The New Jersey Turnpike Authority plans to issue a Request for Proposals (RFP) for toll collection services early in the new year, a spokesman told TOLLROADSnews today. He said the plan is to eliminate around 300 collectors at the Turnpike proper and 175 at the Garden State Parkway if contracting out proves a significant savings.
Costs of the 475 fulltimers is currently around $47m, or around $100k each in salary plus benefits. For a 40 hour week the typical toll collector pay is $55k/year, just over $1,000/week and $25/hour in base pay.
Costs of overtime, pension entitlements and health insurance payments are around $45k/toll collector/year.
Private toll collection services tend to have overall costs about half to two-thirds the $100k/person/year that has become typical for public toll authorities. That suggests the potential savings to the NJ Turnpike in the range of $16m to $24m/year.
These relate to overall toll revenues running at about $700m/year on 640m transactions. There's about a 65/35 split between electronic tolling (E-ZPass) and cash so the $47m annual cost relates to about $245m in revenue and 225m transactions.
On this arithmetic of each dollar in cash tolls collected about 19c goes in toll collector costs. That is potentially reduced to 9c to 14c with contracted-out, or privatized toll collection.
But electronic toll collection is in the 5c to 10c cents/transaction range and going down, so contracting out is not going to make the difference longterm.
Savings most dramatic in benefits area
Usually private contractors can recruit adequate staff for $15 to $20/hour, making annual salary costs $30k to $40k v $55k.
But the bigger savings are in the benefits area.
Rather than $45k/yr in benefits costs for unionized workers, private operators can generally get adequate personnel for benefits costs of $15k to $25k/year.
Contracting out of toll collection is common in Florida, Texas and California.
Indiana Toll Road has contracted out toll collection and the Chicago Skyway, both private concessionaires.
COMMENT: Technology and unions are pricing workers out of jobs. Electronic toll collection costs are a third to a quarter of cash collection costs. Being lower cost, tollers are increasingly offering lower toll rates to customers to get transponders. That encourages the uptake of transponders and reduces the number of motorists who pay with cash, and the need for toll collectors.
Few tollers recruit new toll collectors. Rather the jobs disappear as people retire or leave - "by attrition" they say.
Cash toll collection is a doomed job category, but the high labor cost that unions have extracted from public toll agencies is hastening the end of such jobs.
When your editor was a boy every multi-story building had an elevator operator, a man or woman who sat on a kind of bar stool often bolted to the floor of the elevator car, and "drove" the elevator with a lever on a wheel and a switch that opened and closed the doors.
There must have been many hundreds of thousands of elevator operators (not many as sexy as the one in the picture.)
With advances in electrical sensing and switching technology, the occupation of elevator operator went extinct in the 1960s.
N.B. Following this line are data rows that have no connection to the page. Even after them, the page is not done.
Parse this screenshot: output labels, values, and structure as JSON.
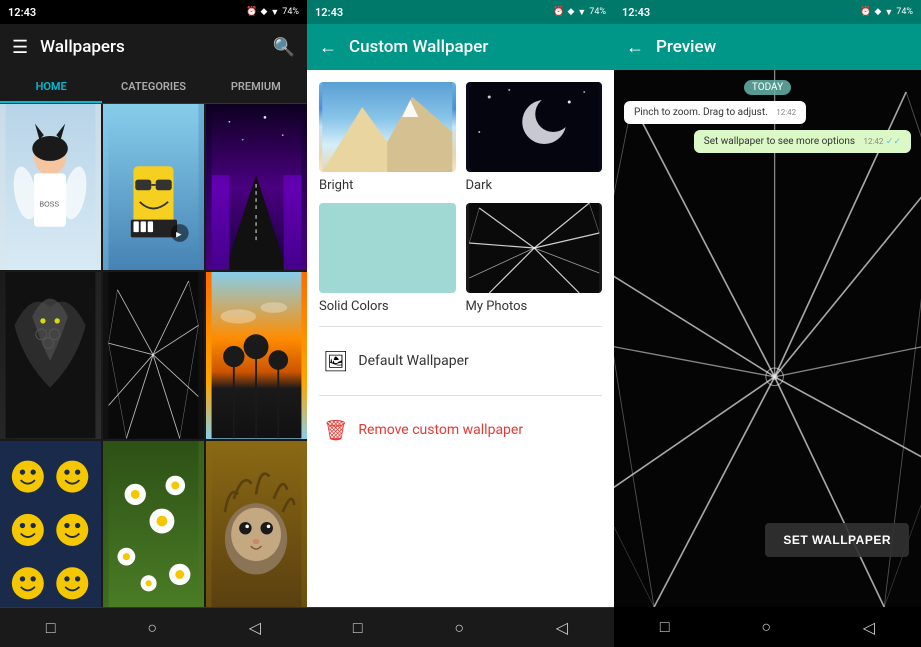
{
  "panel1": {
    "status_time": "12:43",
    "status_icons": "⊡◆▼74%",
    "title": "Wallpapers",
    "tabs": [
      {
        "id": "home",
        "label": "HOME",
        "active": true
      },
      {
        "id": "categories",
        "label": "CATEGORIES",
        "active": false
      },
      {
        "id": "premium",
        "label": "PREMIUM",
        "active": false
      }
    ],
    "nav_buttons": [
      "□",
      "○",
      "◁"
    ],
    "grid_cells": [
      {
        "id": "cell1",
        "type": "anime"
      },
      {
        "id": "cell2",
        "type": "sponge"
      },
      {
        "id": "cell3",
        "type": "purple"
      },
      {
        "id": "cell4",
        "type": "dragon"
      },
      {
        "id": "cell5",
        "type": "glass"
      },
      {
        "id": "cell6",
        "type": "sunset"
      },
      {
        "id": "cell7",
        "type": "smiley"
      },
      {
        "id": "cell8",
        "type": "daisies"
      },
      {
        "id": "cell9",
        "type": "cat"
      }
    ]
  },
  "panel2": {
    "status_time": "12:43",
    "title": "Custom Wallpaper",
    "options": [
      {
        "id": "bright",
        "label": "Bright"
      },
      {
        "id": "dark",
        "label": "Dark"
      },
      {
        "id": "solid",
        "label": "Solid Colors"
      },
      {
        "id": "photos",
        "label": "My Photos"
      }
    ],
    "action_items": [
      {
        "id": "default",
        "icon": "🖼",
        "label": "Default Wallpaper",
        "color": "normal"
      },
      {
        "id": "remove",
        "icon": "🗑",
        "label": "Remove custom wallpaper",
        "color": "red"
      }
    ],
    "nav_buttons": [
      "□",
      "○",
      "◁"
    ]
  },
  "panel3": {
    "status_time": "12:43",
    "title": "Preview",
    "chat": {
      "today_label": "TODAY",
      "messages": [
        {
          "id": "msg1",
          "text": "Pinch to zoom. Drag to adjust.",
          "side": "left",
          "time": "12:42"
        },
        {
          "id": "msg2",
          "text": "Set wallpaper to see more options",
          "side": "right",
          "time": "12:42",
          "check": true
        }
      ]
    },
    "set_wallpaper_button": "SET WALLPAPER",
    "nav_buttons": [
      "□",
      "○",
      "◁"
    ]
  }
}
Cash toll collection, similarly has no future as a job in the 21st century.
Defenders of elevator operators said that as well as avoiding the need for expensive new elevator technology, the operators on their barstools provided a useful service in directing people to their wanted floor, providing security, that they were safer, and were a "friendly face" (or see left, a leg) for the enterprise running the building.
All true to a point, but those subsidiary services weren't, in the end, judged to be worth the cost.
We'd bet the same will prove true of cash toll collection, and the demise will just be quicker with unions that insist on $100k+/year when there are people willing to do the job for half the cost.
"Mayhem" at NJ Turnpike offices
There were reports of noisy protest demonstrations at the Turnpike offices today where the board meeting was held. They said they were protesting "privatization." People are entitled to express their opinions on this, but we doubt it will affect the course of events.